The Battle of Bloody Ridge was a military engagement fought between the United Nation forces and the communist army of North Korea, from August 18 to September 5, 1951, in Gangwon province, about 10 miles north of the 38th parallel, during the Korean War. The UN forces was composed of the US 2nd Infantry Division (8th Army), under the command of General Ruffner, and South Korean troops. On the morning of August 18, 1951, the 36th Regiment of the 2nd Division launched an assault on one of the peaks of Bloody Ridge to destroy enemy observation posts, from which the enemy directed artillery fire on UN positions.
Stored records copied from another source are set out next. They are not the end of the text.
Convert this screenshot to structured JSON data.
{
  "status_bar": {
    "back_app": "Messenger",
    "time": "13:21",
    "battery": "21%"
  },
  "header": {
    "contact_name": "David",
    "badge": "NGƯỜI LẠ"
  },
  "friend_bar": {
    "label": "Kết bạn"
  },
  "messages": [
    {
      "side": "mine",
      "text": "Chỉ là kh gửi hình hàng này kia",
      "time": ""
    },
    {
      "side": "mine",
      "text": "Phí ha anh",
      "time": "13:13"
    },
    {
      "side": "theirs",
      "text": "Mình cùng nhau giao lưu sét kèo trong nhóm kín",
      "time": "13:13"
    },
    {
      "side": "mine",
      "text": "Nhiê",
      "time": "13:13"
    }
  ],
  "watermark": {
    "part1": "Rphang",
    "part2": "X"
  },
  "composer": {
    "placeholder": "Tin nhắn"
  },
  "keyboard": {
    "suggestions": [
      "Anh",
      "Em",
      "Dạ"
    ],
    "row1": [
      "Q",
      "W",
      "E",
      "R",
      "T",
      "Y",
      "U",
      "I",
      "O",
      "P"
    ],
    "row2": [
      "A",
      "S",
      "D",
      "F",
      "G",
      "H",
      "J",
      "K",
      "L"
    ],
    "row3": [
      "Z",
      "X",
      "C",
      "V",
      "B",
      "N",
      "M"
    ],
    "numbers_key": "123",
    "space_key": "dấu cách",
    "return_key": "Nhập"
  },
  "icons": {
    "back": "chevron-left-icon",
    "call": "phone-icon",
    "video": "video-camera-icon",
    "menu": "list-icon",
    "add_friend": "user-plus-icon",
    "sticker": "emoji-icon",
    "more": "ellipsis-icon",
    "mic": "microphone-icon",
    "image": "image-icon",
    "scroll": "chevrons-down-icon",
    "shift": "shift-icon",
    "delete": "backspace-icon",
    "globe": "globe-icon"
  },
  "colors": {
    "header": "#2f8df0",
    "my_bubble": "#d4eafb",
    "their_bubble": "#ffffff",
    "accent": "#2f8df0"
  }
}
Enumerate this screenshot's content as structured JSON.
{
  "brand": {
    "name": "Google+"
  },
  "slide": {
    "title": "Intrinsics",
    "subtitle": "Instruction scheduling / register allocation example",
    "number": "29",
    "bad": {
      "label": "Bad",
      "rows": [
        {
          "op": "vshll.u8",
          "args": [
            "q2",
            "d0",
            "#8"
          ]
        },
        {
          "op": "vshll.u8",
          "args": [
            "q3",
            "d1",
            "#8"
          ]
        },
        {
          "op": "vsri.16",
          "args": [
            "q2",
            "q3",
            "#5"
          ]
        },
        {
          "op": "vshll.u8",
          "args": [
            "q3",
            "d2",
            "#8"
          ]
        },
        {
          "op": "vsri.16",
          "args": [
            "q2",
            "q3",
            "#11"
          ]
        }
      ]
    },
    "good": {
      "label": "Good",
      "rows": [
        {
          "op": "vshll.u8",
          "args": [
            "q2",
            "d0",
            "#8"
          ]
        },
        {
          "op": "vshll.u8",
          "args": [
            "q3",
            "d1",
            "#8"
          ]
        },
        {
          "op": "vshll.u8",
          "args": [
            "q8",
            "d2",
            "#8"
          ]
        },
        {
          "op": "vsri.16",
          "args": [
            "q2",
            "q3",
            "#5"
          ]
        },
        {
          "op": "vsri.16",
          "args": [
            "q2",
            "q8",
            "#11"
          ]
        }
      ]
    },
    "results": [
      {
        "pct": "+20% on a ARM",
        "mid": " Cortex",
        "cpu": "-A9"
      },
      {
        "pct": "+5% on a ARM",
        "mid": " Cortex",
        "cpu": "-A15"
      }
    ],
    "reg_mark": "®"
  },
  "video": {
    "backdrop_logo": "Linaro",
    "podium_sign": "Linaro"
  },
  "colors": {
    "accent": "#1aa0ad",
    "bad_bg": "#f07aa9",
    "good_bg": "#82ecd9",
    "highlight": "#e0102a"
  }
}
On August 23, after several frontal attack, the US regiment managed to take the ridge, which would later be called "bloody ridge", but only temporarily, for they had to fall back after a North Korean counter-attack. However, on August 28, the 9th Regiment (2nd Division) launched another attack on Bloody Ridge; thus, the ferocious fighting between the US infantry and the communists continued for another week, when on September 5, the US 2nd Division troops finally captured the three hills that made up "Bloody Ridge". The North Korean troops had fled, leaving behind their weapons, and wounded and dead soldiers.